4. Accessible Restrooms and Amenities: Ensure that restroom facilities are wheelchair-accessible and have amenities suitable for children with diverse needs. Additionally, provide seating areas with shade for children and caregivers.

5. Regular Maintenance and Inspections: Conduct regular inspections and maintenance to identify and address potential safety hazards promptly. This includes checking play equipment, surfacing, and other amenities to ensure they remain in good condition.

Promoting Inclusive Play Programs

In addition to physical modifications, promoting inclusive play programs can contribute to a more inclusive and welcoming playground environment. Collaborate with local organizations, schools, and community groups to develop programs that actively involve children with vision and hearing disabilities. Here are some suggestions:

1. Inclusive Play Workshops: Organize workshops and training sessions for educators, parents, and caregivers to raise awareness about the needs of children with vision and hearing disabilities. Provide practical strategies for creating inclusive play experiences.

2. Buddy Systems: Implement buddy systems where children with and without disabilities can play together. This fosters social interaction, friendship, and mutual understanding among children of different abilities.

3. Adaptive Play Equipment Loan Programs: Collaborate with local organizations to establish loan programs for adaptive play equipment. This allows families of children with disabilities to borrow specialized equipment for use in community playgrounds.

4. Inclusive Play Events: Host inclusive play events that celebrate diversity and promote understanding among children. These events can include inclusive games, activities, and performances to engage children of all abilities.

5. Sensory-Friendly Hours: Designate specific hours during which the playground is adapted to be more sensory-friendly. This may involve minimizing noise, adjusting lighting, and providing additional support to accommodate children with sensory sensitivities.

Community Involvement and Advocacy

Creating truly inclusive playgrounds requires community involvement and advocacy. Engage with local authorities, policymakers, and community members to champion the cause of inclusive play spaces. Here are some strategies to promote community involvement:

1. Community Consultations: Conduct surveys and community consultations to gather input from parents, caregivers, educators, and children.
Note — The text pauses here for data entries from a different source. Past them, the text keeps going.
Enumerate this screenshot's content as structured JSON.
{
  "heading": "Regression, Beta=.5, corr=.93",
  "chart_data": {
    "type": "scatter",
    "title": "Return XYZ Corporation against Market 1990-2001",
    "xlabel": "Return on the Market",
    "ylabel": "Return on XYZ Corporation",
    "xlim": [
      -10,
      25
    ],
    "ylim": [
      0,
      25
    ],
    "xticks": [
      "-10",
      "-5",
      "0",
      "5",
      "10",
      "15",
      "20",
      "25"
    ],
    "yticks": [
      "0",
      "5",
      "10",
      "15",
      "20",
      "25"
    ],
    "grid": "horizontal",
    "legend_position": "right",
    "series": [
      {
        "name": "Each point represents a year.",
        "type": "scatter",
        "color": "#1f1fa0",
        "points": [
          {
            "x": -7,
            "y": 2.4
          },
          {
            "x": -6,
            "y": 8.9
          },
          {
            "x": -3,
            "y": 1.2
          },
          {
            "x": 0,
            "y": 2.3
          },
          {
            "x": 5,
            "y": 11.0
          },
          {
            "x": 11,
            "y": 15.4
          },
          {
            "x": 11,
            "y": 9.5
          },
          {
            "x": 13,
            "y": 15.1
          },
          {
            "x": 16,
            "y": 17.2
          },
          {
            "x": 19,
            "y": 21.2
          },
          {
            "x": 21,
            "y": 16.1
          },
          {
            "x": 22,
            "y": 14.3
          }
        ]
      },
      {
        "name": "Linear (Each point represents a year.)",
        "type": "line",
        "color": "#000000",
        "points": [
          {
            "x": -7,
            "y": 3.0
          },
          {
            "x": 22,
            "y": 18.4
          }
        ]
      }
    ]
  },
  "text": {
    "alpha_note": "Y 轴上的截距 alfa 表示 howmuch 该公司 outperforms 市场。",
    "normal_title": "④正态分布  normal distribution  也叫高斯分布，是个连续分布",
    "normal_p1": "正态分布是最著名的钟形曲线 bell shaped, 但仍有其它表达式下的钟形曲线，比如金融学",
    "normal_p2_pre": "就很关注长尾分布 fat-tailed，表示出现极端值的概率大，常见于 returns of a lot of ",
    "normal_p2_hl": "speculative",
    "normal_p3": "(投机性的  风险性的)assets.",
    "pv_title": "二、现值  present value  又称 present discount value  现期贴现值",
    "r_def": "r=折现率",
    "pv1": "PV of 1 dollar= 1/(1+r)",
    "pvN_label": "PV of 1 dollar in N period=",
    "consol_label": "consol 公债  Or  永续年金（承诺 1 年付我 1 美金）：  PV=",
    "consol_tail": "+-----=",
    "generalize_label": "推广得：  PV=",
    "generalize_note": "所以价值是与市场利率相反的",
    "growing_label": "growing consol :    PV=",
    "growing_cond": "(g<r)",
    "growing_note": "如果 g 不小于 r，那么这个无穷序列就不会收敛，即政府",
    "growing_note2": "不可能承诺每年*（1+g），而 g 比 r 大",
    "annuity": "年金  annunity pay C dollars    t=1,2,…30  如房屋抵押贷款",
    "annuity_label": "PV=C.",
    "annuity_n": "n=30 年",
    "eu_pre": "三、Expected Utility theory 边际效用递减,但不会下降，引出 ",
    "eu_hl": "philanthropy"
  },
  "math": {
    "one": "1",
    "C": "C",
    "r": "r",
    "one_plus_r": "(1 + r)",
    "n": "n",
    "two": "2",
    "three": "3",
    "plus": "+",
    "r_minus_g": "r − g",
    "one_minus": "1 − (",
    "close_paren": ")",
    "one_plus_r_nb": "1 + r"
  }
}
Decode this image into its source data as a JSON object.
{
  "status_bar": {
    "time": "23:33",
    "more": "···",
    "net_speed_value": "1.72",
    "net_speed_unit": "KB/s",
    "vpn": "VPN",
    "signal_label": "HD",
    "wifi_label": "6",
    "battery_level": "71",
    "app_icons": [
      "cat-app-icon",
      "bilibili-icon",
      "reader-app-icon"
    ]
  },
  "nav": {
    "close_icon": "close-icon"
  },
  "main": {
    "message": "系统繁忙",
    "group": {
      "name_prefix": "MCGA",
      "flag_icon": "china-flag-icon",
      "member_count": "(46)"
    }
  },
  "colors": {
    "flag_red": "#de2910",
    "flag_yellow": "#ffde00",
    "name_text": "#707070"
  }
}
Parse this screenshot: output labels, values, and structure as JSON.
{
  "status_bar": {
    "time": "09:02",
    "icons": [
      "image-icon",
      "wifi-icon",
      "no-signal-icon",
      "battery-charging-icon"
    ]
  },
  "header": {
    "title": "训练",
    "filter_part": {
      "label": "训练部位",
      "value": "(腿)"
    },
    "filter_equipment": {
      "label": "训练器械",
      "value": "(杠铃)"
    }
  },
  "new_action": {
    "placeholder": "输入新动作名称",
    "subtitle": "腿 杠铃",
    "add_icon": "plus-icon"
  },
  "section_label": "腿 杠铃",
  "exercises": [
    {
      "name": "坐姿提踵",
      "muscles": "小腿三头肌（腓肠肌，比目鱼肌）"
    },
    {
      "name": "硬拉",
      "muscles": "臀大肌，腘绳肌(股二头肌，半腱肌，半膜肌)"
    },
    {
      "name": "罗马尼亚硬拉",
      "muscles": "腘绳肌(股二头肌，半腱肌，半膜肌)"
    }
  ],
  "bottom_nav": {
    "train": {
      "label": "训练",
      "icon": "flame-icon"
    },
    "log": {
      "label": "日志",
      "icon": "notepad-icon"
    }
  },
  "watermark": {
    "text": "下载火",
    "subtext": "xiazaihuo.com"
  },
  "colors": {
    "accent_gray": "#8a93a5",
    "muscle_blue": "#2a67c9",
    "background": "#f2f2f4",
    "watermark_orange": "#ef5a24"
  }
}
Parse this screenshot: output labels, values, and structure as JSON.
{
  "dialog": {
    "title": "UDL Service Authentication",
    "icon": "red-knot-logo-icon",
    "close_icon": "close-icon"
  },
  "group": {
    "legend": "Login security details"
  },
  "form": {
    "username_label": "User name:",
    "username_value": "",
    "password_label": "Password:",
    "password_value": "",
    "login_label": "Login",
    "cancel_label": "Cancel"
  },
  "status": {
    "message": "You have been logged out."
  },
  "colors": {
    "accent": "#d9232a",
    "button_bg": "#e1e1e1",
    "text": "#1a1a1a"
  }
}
Understanding the community’s specific needs ensures that the playground design addresses the diverse requirements of all children.

2. Collaborate with Experts: Seek expert guidance in special education, occupational therapy, and accessibility. Their insights can inform the design process and ensure that playgrounds adhere to best practices for inclusivity.

3. Fundraising and Grants: Explore fundraising opportunities and grants to support the development of inclusive playgrounds. Many organizations and foundations are dedicated to promoting accessible play spaces and may provide financial assistance.

4. Advocate for Inclusive Policies: Work with local authorities and policymakers to advocate for inclusive policies related to playground design and accessibility. Encourage the adoption of universal design principles in public spaces to create a more inclusive community.

5. Promote Inclusive Education: Collaborate with schools to integrate inclusive education programs that teach children about diversity, empathy, and understanding. By fostering an inclusive mindset early on, communities can become more accepting and supportive.


Improving playgrounds for children with vision and hearing disabilities is crucial to creating inclusive communities celebrating diversity. By incorporating universal design principles, considering the unique needs of children with sensory impairments, and actively involving the community, we can transform traditional playgrounds into spaces that cater to all children. The benefits extend beyond the immediate joy of play, fostering social integration, cognitive development, and a sense of belonging for children of all abilities. As we continue to work towards more inclusive societies, the transformation of playgrounds represents a significant stride towards a world where every child can play, learn, and grow together.